• THE PROBLEM: All of the records that follow need to be copied word for word, without the pictures.

• DATA LISTING:
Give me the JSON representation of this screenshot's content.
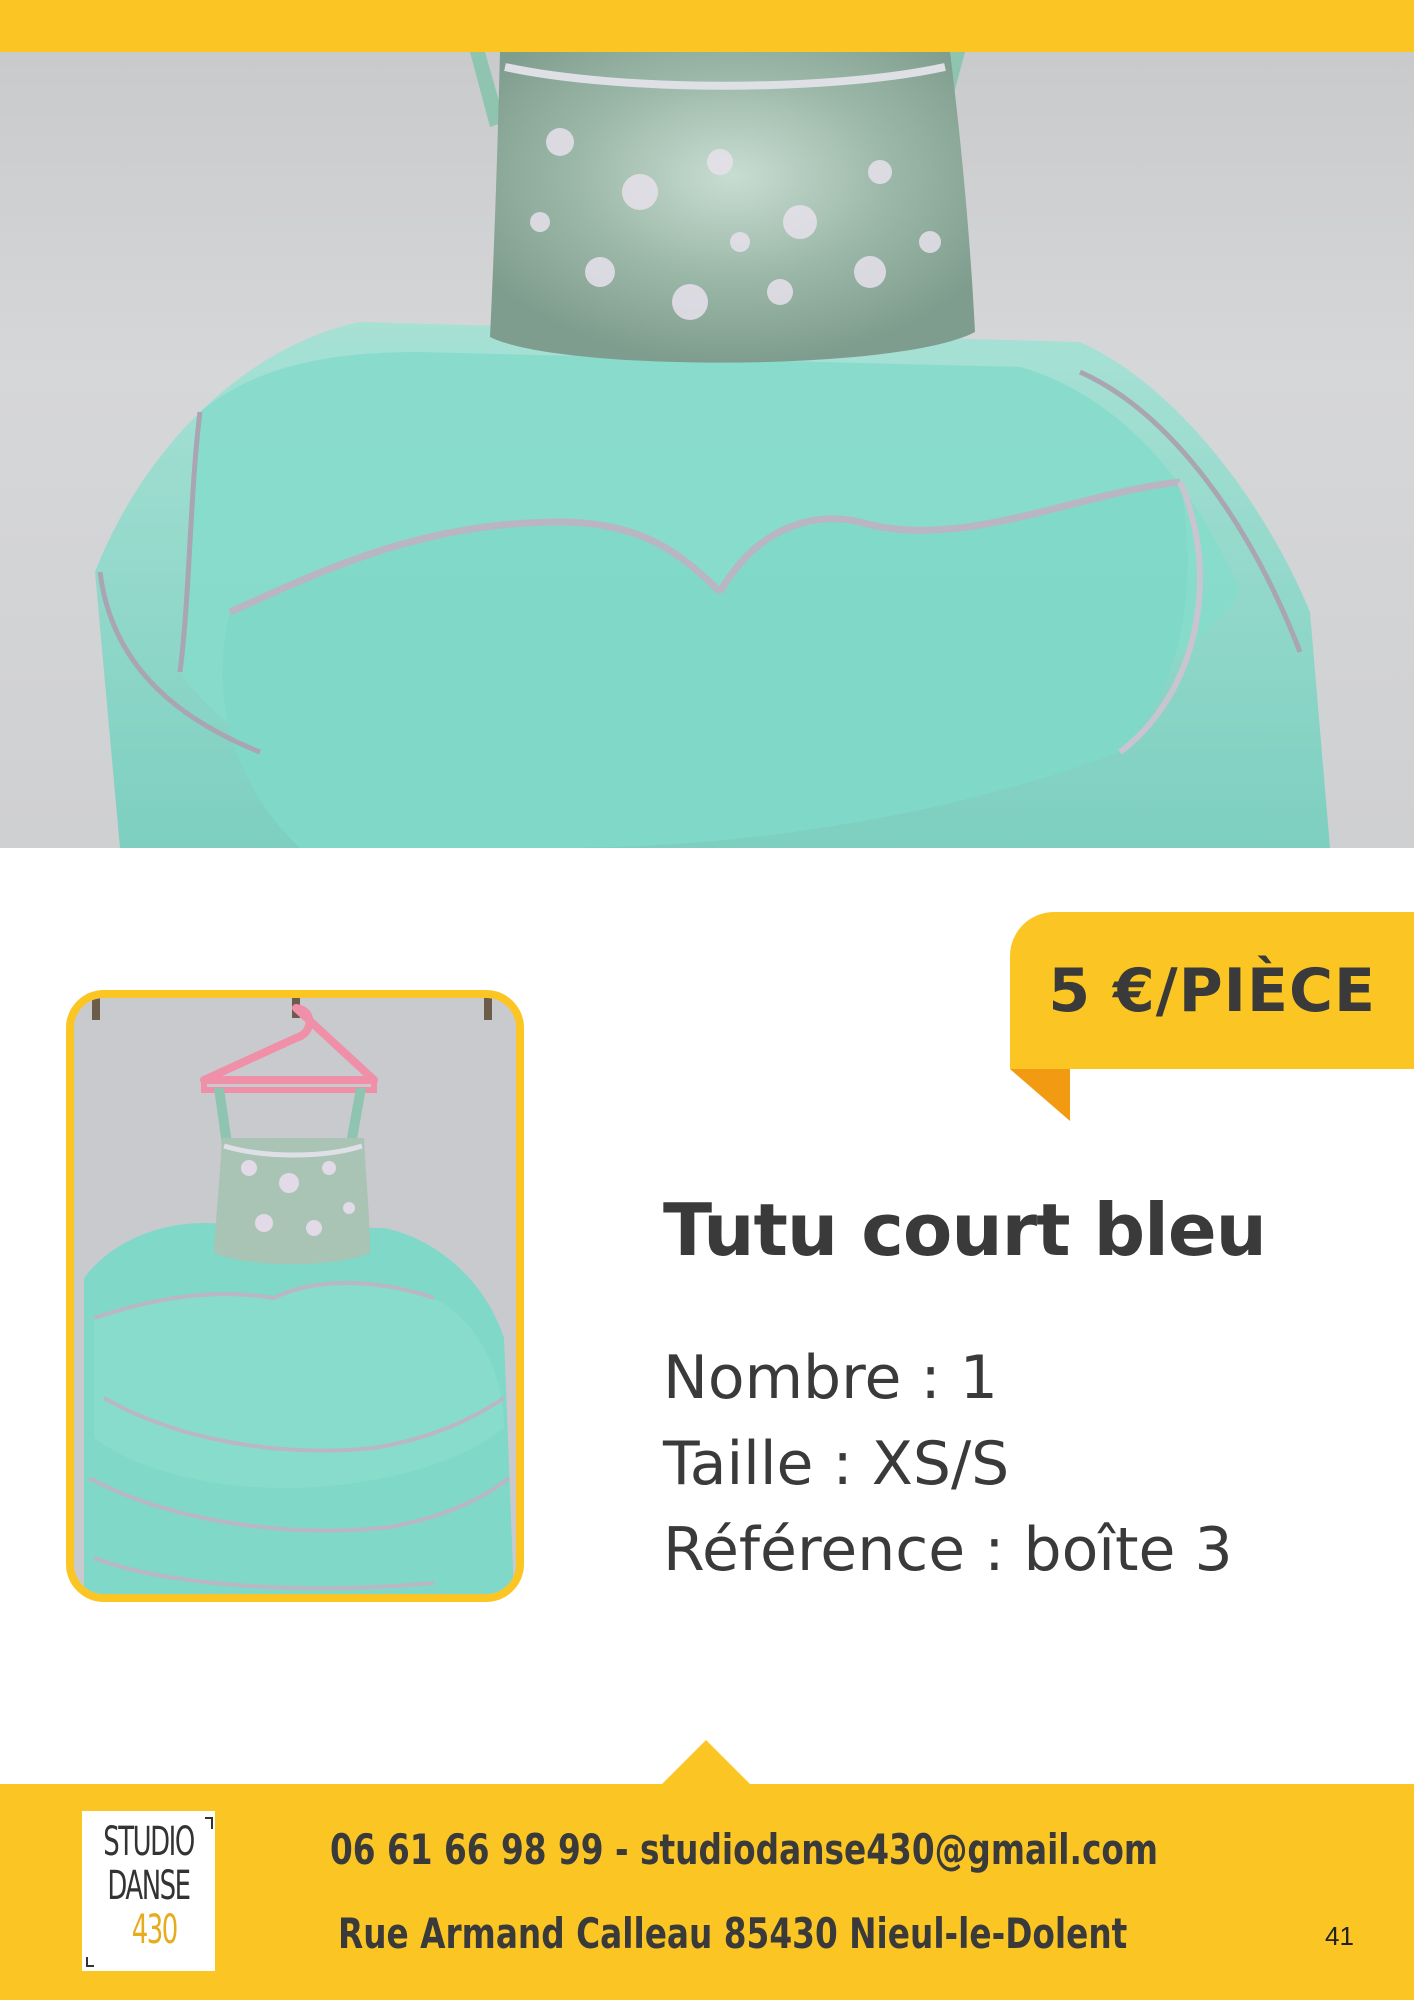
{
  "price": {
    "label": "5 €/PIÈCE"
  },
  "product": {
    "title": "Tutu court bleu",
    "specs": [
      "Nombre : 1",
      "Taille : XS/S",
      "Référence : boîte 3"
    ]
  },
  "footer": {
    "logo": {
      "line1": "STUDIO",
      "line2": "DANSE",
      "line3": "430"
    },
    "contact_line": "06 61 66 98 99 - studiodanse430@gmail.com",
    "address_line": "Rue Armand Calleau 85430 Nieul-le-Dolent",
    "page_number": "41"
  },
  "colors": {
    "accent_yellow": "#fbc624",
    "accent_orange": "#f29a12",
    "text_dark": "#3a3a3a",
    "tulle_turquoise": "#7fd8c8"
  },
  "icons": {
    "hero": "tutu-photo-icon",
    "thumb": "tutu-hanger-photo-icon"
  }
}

• EXERCISE RESPONSE:
Give me the JSON representation of this screenshot's content.
{
  "price": {
    "label": "5 €/PIÈCE"
  },
  "product": {
    "title": "Tutu court bleu",
    "specs": [
      "Nombre : 1",
      "Taille : XS/S",
      "Référence : boîte 3"
    ]
  },
  "footer": {
    "logo": {
      "line1": "STUDIO",
      "line2": "DANSE",
      "line3": "430"
    },
    "contact_line": "06 61 66 98 99 - studiodanse430@gmail.com",
    "address_line": "Rue Armand Calleau 85430 Nieul-le-Dolent",
    "page_number": "41"
  },
  "colors": {
    "accent_yellow": "#fbc624",
    "accent_orange": "#f29a12",
    "text_dark": "#3a3a3a",
    "tulle_turquoise": "#7fd8c8"
  },
  "icons": {
    "hero": "tutu-photo-icon",
    "thumb": "tutu-hanger-photo-icon"
  }
}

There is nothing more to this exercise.